Betty Strong is a math teacher at Old Lincoln School. She was born and raised in New Hampshire and attended the University of New Hampshire. She worked in the corporate world before becoming a teacher, and she has been at BHS for 21 years.
Did you always know you wanted to be a teacher?
No. I majored in math and economics in college, and my first jobs were more around data, statistics and analysis for insurance companies and finance. It was just really missing something for me, which was related to service––just doing something that makes the world a better place. I liked working with kids and teenagers; I did a lot of summer camp work when I was younger and in college. I thought, “Well, I can do both math and work with kids by being a teacher,” so I went back to school.
Why do you like to teach freshmen?
The last two years, I’ve only taught freshmen because they are working on opening the freshman academy in the new building. It made sense for a group of teachers to become the freshman team. I like [freshmen] because they grow up so much when they come to the high school. It’s a little bit of the mom in me––I’m a mom too––I love helping them with that. When they come in they’re really still an 8th grader, but then they become a high school student during their freshman year. It’s just kind of exciting and nice to help them.

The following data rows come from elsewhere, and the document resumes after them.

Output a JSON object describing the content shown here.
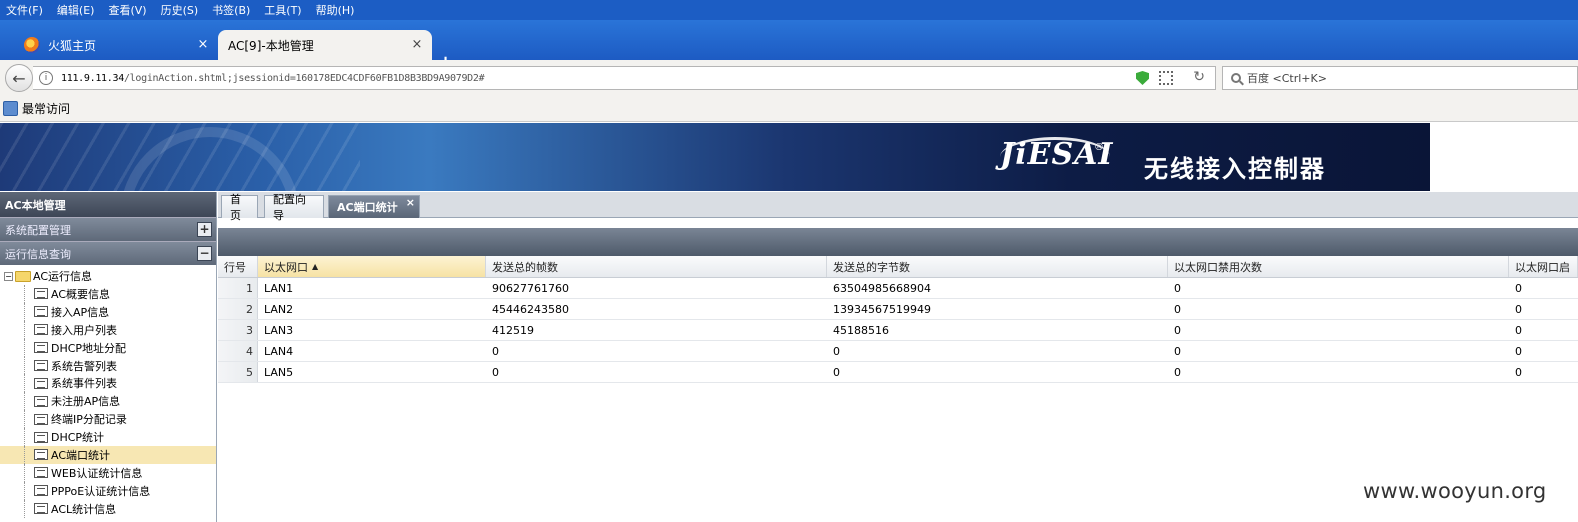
{
  "browser": {
    "menu": [
      "文件(F)",
      "编辑(E)",
      "查看(V)",
      "历史(S)",
      "书签(B)",
      "工具(T)",
      "帮助(H)"
    ],
    "tabs": [
      {
        "label": "火狐主页",
        "close": "×"
      },
      {
        "label": "AC[9]-本地管理",
        "close": "×"
      }
    ],
    "new_tab": "+",
    "url_host": "111.9.11.34",
    "url_path": "/loginAction.shtml;jsessionid=160178EDC4CDF60FB1D8B3BD9A9079D2#",
    "search_placeholder": "百度 <Ctrl+K>",
    "bookmark_label": "最常访问"
  },
  "banner": {
    "logo": "JiESAI",
    "registered": "®",
    "title": "无线接入控制器"
  },
  "sidebar": {
    "header": "AC本地管理",
    "sections": [
      {
        "label": "系统配置管理",
        "toggle": "+"
      },
      {
        "label": "运行信息查询",
        "toggle": "−"
      }
    ],
    "tree_root": "AC运行信息",
    "tree_items": [
      "AC概要信息",
      "接入AP信息",
      "接入用户列表",
      "DHCP地址分配",
      "系统告警列表",
      "系统事件列表",
      "未注册AP信息",
      "终端IP分配记录",
      "DHCP统计",
      "AC端口统计",
      "WEB认证统计信息",
      "PPPoE认证统计信息",
      "ACL统计信息"
    ],
    "active_item": "AC端口统计"
  },
  "content": {
    "tabs": [
      "首页",
      "配置向导",
      "AC端口统计"
    ],
    "tab_close": "×",
    "grid": {
      "headers": [
        "行号",
        "以太网口",
        "发送总的帧数",
        "发送总的字节数",
        "以太网口禁用次数",
        "以太网口启"
      ],
      "sort_arrow": "▲",
      "rows": [
        [
          "1",
          "LAN1",
          "90627761760",
          "63504985668904",
          "0",
          "0"
        ],
        [
          "2",
          "LAN2",
          "45446243580",
          "13934567519949",
          "0",
          "0"
        ],
        [
          "3",
          "LAN3",
          "412519",
          "45188516",
          "0",
          "0"
        ],
        [
          "4",
          "LAN4",
          "0",
          "0",
          "0",
          "0"
        ],
        [
          "5",
          "LAN5",
          "0",
          "0",
          "0",
          "0"
        ]
      ]
    }
  },
  "watermark": "www.wooyun.org"
}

What’s some advice that you would give to incoming freshmen, especially in this remote setting?
Try new things. Explore as much as you can. Don’t be afraid to ask for help. I think that’s something that’s great about the high school too; you’re going to meet new people who are going to become your people. It’s like a fresh start for some kids, which is really great. They’re all in this new kind of exposure and I know they’re going to figure it out.
What do you think are some of the important skills kids can learn in a classroom that they can also apply to other aspects of their life?
There are student skills that apply in all of your classes that will help you become more independent. I think a strength for me is recognizing that when kids come in, they may not be independent yet; but I can support them to be independent. I can coach them with skills to help them be a more independent student, whether it’s taking notes, asking questions or where to find things on their own. [I believe] in them and hold them to an expectation that they can do it independently.